Because leather is so pliable, (especially wet leather) you can change its shape and size. The basic principal is to make the leather moist (not soaked) and apply heat or cold.
For example, leather specialists will use extreme heat followed by extreme cold to coax torn leather back to its original shape and position before they apply adhesive when repairing tears. A commercial stripping gun and a decent size of metal that has been in the refrigerator are recommended, no kidding! Find out the proper technique first before attempting this maneuver.
If you have shoes, for example that are a bit small, you have a couple of different options for stretching them. You can take them to a cobbler and have them stretched with an industrial strength leather stretching shoe device, or if you want to risk it you can stretch your shoes on your own.
Home Remedy Leather Stretching
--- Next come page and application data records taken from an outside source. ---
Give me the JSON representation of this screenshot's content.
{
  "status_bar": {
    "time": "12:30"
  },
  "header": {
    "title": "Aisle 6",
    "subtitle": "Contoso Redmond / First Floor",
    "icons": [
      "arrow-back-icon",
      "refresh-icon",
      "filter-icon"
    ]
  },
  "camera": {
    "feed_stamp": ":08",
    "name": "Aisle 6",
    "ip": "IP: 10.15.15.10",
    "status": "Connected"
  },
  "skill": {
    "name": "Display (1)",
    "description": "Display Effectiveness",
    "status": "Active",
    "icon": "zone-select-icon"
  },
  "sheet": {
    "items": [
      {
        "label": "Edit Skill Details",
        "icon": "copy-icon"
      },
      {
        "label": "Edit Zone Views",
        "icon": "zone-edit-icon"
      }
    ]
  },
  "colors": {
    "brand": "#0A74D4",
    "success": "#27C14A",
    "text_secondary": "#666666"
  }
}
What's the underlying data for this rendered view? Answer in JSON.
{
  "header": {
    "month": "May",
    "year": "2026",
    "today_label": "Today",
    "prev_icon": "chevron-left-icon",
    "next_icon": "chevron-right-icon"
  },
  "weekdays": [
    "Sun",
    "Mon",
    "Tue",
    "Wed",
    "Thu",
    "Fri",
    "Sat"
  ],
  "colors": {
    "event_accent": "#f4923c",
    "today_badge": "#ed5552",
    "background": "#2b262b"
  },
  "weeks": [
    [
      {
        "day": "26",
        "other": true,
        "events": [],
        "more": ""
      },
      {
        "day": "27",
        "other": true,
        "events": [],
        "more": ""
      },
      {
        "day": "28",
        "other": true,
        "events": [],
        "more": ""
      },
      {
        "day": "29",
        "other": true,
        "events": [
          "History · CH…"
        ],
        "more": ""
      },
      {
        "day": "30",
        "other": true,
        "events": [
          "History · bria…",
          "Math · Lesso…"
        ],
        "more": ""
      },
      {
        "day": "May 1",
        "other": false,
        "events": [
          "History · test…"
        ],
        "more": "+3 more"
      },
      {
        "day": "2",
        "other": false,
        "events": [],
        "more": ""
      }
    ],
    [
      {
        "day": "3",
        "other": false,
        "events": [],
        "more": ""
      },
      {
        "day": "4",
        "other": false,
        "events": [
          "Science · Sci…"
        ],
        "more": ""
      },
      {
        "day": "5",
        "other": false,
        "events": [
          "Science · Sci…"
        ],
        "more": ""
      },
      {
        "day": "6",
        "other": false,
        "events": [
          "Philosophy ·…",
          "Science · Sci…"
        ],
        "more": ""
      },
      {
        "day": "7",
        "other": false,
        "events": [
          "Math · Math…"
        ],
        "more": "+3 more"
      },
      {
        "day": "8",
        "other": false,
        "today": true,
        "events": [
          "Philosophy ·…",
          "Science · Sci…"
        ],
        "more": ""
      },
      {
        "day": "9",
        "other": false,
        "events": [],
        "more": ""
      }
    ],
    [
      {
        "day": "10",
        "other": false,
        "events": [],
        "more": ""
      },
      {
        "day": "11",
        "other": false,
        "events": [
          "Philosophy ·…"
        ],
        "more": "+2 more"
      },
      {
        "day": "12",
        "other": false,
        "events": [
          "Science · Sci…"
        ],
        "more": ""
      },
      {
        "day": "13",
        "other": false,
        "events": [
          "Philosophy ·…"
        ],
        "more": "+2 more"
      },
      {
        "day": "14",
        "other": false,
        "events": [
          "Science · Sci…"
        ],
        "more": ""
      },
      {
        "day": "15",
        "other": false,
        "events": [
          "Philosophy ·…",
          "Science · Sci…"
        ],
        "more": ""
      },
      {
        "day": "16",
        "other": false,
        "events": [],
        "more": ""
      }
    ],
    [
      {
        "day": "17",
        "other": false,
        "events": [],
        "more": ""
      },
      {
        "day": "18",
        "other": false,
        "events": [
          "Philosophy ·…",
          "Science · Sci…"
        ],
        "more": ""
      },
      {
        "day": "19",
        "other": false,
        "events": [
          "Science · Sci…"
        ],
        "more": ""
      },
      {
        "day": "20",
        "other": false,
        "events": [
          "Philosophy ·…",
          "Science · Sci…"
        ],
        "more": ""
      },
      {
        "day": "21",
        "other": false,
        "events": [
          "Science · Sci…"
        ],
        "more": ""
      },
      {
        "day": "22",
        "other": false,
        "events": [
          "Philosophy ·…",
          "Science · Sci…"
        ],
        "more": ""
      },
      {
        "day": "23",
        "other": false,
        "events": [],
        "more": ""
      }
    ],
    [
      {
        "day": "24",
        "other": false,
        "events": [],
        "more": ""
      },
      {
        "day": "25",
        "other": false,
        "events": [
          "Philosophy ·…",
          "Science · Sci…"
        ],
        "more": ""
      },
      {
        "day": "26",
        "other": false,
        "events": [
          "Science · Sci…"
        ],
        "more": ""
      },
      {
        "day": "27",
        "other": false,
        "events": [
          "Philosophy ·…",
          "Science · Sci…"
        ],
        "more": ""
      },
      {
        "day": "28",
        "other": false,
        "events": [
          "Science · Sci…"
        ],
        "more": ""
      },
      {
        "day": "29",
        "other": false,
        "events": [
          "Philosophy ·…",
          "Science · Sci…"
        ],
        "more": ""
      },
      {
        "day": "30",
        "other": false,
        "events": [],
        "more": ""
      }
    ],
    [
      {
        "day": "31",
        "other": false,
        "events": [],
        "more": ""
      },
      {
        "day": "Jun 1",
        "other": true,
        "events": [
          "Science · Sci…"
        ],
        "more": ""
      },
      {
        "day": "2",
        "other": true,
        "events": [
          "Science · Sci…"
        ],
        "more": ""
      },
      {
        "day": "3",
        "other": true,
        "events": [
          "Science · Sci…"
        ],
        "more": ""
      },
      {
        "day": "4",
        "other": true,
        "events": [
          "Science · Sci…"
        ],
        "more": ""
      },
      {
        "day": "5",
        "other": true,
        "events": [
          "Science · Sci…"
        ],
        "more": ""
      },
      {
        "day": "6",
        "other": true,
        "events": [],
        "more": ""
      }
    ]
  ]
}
I've heard stories that some boot salespeople recommend wetting your shoes with rubbing alcohol and while still wet, putting the shoes back on, as almost any wet leather will stretch. The alcohol evaporates quickly so there should not be any spotting with this leather stretching technique.
Another thing I have heard is that some people have successfully filled a quart bag with water and placed it in the shoe. Put the whole deal in the freezer and as the water freezes, it will expand right along with the shoe. You might want to try this with an old boot first to see what happens.
If home remedy solutions make you nervous, you can buy your own leather stretching shoe device. Type "stretch shoe" into a search engine for some ideas.
Sizing a Hat
If you have a leather hat that feels too snug, consider buying a hat form or wig stand that is the right size and then placing the hat on it so the hat can dry to the right size. You could also wear the hat after getting it nice and pliable, but it may not dry while on your head because of your own natural moisture. So consider the humidity and temperature that day if you try this method
If the hat is big enough to fit even though it might be tight, wait to see if regular wear creates new memory. You can always take the hat to a cobbler since they have the equipment and should be able to stretch it out for you. If you are not sure where to look, start with your local yellow pages to see if you have a hat maker locally.
One of the best ways to break in a new pair of shoes is to wear them around the house for short periods of time. Just remember that since the leather is stiff, if you walk around too long you'll develop blisters. However, the natural moisture produced from your feet helps to soften and break in the boots or shoes without using stretchers.
One option that should be a last resort before heading to the cobbler is to lightly wet them with a damp sponge inside and out, taking care not to soak them. After all, leather and water are not the best of pals. Wear them for a couple hours that way.
Just keep in mind that wearing new leather boots or shoes on a regular basis will keep the leather supple and help them form to your feet. If you don't use them for a long period, wear them for a couple of hours on occasion to keep the leather soft and pliable.
As your boots begin to break in, you will see two creases - one right behind the toe of the boot and the second higher up on the foot, but below your ankle. If the boots dry out from disuse, you may have to take it easy for a couple of days when you put them on again.
You can also hand break boots by bending them back and forth a bit. Lastly, you can buy boots that do not require a long break-in or painful break-in period. Having to break-in a boot is compensation for the boot being hard.
These days, most high quality boots are made in leathers that are strong without being crippling. It is possible to buy a pair of sturdy boots that will not cause pain every time you wear them. Ask the retailer about the break in period and the quality of boot in their line.
In reality, leather stretching can be relatively easy if you take your time and think it through.